[Opening Data to process section]
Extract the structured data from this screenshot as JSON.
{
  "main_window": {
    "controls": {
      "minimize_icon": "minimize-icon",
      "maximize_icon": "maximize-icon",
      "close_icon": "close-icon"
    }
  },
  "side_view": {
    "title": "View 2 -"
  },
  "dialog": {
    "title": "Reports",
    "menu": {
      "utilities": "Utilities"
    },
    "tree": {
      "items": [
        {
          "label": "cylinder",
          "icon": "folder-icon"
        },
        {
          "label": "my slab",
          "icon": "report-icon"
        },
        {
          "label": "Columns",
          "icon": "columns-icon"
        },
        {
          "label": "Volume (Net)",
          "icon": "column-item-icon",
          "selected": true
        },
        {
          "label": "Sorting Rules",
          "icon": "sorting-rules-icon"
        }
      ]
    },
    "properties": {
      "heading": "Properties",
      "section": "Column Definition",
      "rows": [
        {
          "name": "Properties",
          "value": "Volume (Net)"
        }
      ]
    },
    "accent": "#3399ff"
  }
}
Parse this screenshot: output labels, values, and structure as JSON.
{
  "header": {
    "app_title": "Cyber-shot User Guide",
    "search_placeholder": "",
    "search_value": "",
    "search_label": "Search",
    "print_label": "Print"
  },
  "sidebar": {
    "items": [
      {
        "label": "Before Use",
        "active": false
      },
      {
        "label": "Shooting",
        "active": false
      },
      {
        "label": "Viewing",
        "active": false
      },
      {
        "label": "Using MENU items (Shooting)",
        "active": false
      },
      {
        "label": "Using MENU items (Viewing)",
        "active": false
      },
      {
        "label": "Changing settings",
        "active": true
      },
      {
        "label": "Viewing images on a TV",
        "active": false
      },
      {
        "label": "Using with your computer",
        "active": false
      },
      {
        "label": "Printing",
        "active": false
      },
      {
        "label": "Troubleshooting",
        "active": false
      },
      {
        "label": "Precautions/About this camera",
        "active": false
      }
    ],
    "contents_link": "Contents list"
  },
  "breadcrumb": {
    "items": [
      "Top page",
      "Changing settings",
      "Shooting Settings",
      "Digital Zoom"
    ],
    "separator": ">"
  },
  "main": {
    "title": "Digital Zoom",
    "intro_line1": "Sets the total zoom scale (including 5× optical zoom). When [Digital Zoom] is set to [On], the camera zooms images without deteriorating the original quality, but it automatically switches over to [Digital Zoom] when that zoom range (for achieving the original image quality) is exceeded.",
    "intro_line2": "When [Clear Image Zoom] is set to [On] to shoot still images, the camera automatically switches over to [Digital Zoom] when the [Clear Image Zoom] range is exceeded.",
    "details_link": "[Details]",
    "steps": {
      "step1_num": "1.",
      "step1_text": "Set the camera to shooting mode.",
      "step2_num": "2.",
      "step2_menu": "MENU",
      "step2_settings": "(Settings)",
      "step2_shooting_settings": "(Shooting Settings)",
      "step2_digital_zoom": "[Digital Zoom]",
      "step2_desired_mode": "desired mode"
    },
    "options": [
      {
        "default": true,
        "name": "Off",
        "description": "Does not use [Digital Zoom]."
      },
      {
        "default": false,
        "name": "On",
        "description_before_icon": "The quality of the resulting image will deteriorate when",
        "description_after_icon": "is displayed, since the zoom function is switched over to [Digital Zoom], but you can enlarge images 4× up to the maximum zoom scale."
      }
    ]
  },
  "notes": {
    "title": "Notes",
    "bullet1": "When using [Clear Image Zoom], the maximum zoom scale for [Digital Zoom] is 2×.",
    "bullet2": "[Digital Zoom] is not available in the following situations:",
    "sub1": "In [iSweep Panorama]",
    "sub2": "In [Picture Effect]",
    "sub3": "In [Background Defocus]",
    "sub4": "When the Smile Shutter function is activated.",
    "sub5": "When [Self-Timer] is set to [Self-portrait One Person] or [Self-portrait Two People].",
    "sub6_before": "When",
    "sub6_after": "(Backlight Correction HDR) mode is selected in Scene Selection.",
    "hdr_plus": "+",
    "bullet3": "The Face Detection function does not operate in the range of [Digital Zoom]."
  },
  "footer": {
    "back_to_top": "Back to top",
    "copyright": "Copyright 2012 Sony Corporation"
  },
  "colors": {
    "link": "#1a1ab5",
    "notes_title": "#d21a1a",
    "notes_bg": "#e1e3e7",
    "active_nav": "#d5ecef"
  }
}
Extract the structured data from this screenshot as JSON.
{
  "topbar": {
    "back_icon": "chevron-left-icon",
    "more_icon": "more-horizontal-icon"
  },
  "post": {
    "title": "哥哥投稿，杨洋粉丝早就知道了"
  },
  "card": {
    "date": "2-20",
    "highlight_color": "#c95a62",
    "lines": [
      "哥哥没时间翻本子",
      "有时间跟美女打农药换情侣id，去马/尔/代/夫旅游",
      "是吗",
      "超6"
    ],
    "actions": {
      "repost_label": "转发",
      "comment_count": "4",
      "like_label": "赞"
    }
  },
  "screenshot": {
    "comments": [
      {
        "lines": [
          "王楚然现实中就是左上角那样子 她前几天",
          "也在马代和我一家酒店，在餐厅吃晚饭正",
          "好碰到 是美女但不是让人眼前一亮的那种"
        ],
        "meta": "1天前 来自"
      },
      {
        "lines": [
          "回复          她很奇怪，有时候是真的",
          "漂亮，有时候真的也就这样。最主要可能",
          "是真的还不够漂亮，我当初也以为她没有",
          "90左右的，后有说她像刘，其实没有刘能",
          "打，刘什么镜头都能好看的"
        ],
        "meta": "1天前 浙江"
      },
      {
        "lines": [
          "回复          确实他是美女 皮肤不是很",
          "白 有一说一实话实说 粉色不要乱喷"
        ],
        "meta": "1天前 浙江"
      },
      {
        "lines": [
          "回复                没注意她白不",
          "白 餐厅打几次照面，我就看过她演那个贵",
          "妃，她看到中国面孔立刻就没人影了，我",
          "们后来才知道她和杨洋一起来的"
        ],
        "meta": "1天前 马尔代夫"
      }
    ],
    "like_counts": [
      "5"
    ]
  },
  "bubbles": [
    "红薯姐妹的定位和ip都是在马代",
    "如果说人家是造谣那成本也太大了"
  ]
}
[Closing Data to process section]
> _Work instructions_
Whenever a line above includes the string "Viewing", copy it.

> _Worked solution_
        "label": "Viewing",
        "label": "Using MENU items (Viewing)",
        "label": "Viewing images on a TV",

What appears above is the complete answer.